The Federal Reserve Board is likely to leave the federal funds rate in a target range of 0% to 0.25% until next spring and then raise it to 1.25% by the end of next year, in the view of forecasters surveyed by the National Association for Business Economics, which released the findings Wednesday.
The 45 group members, surveyed between April 27 and May 11, see signs that the economy is “stabilizing,” and they expect the gross domestic product to grow in the second half, but they expect recovery to be only gradual and marked by continued labor market deterioration.
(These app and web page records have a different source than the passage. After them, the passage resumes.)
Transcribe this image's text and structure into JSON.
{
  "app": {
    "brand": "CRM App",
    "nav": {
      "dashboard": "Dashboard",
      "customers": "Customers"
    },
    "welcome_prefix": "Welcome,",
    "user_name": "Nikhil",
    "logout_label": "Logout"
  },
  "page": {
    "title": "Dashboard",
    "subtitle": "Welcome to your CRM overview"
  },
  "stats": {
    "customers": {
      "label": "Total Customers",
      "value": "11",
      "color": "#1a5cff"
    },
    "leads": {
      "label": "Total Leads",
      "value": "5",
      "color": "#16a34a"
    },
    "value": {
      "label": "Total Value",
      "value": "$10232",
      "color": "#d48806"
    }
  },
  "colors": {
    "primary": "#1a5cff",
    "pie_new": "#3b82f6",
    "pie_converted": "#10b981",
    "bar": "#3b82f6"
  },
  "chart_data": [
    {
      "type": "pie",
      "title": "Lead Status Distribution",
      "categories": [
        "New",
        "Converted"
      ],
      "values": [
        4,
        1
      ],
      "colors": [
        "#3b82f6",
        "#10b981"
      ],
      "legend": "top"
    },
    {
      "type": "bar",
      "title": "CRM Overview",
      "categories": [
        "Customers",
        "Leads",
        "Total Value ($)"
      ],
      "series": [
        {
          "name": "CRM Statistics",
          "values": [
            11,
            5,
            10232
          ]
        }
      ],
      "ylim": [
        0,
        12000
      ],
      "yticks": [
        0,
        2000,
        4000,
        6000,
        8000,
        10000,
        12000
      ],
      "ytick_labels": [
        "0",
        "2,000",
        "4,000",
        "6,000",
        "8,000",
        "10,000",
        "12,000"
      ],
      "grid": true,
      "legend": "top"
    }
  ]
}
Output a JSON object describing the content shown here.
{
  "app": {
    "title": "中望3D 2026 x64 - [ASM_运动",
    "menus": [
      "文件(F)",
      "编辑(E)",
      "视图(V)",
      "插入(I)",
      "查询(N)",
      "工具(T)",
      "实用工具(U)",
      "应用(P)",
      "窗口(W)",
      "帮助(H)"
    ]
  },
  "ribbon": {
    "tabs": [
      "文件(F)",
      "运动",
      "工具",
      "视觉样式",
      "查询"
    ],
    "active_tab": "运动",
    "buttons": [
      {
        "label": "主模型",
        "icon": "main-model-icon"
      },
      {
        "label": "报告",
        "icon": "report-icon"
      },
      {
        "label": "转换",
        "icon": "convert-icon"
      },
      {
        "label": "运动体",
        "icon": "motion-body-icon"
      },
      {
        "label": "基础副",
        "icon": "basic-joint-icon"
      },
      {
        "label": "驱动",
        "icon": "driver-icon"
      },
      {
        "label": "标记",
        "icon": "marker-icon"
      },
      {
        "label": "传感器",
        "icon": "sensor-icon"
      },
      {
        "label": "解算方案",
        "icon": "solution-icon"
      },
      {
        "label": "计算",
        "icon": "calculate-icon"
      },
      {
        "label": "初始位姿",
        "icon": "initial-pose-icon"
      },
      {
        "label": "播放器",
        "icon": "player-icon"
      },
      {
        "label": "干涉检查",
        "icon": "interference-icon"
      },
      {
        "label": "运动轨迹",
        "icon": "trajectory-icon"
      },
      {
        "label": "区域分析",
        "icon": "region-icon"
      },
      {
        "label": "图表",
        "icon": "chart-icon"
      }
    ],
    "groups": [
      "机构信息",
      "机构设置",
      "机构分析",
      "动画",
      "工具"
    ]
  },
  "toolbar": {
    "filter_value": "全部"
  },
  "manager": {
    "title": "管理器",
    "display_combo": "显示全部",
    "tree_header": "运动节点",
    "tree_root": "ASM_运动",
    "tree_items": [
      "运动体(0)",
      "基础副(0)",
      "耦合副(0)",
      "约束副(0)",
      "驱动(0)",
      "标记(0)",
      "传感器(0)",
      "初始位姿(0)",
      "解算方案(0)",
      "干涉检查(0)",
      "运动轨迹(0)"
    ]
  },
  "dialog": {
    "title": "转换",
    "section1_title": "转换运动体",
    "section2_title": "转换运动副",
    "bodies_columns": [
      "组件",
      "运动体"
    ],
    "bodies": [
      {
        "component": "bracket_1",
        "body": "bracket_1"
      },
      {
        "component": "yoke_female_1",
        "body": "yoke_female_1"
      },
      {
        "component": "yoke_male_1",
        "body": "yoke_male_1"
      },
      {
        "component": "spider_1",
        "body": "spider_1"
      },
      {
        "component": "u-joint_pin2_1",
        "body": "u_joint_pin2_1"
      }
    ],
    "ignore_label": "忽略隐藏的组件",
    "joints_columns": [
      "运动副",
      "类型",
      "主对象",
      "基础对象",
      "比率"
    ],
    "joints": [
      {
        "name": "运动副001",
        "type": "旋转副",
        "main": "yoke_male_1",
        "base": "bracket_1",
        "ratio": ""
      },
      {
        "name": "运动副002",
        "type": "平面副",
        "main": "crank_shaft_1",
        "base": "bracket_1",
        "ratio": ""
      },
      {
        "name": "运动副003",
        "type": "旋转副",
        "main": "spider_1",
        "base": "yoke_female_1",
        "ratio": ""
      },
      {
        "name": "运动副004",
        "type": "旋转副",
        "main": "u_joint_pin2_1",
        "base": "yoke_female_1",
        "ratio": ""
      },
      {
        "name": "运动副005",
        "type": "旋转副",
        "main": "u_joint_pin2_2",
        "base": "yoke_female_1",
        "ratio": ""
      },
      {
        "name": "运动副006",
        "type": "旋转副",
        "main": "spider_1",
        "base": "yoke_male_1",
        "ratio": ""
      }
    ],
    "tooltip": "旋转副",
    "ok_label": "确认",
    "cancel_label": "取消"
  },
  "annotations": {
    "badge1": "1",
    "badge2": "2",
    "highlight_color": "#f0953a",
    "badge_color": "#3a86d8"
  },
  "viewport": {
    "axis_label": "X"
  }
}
They lowered their growth forecast from February.
The forecasters expect inflation to “moderate” as economic “slack” mounts, but they see it picking back up next year.
“The federal funds rate will remain unchanged until next spring,” the NABE said. “Low inflation and high unemployment will keep the Fed sidelined until the second quarter of next year, at which time a sequence of rate hikes is expected to push the overnight rate to 1.25% by yearend.”
However, “this forecast carries considerable uncertainty,” the group said. “One-quarter of NABE panelists expects this key rate to be 50 basis points or lower, while another quarter expects it to exceed 1.5% by the end of 2010.”
— Market News International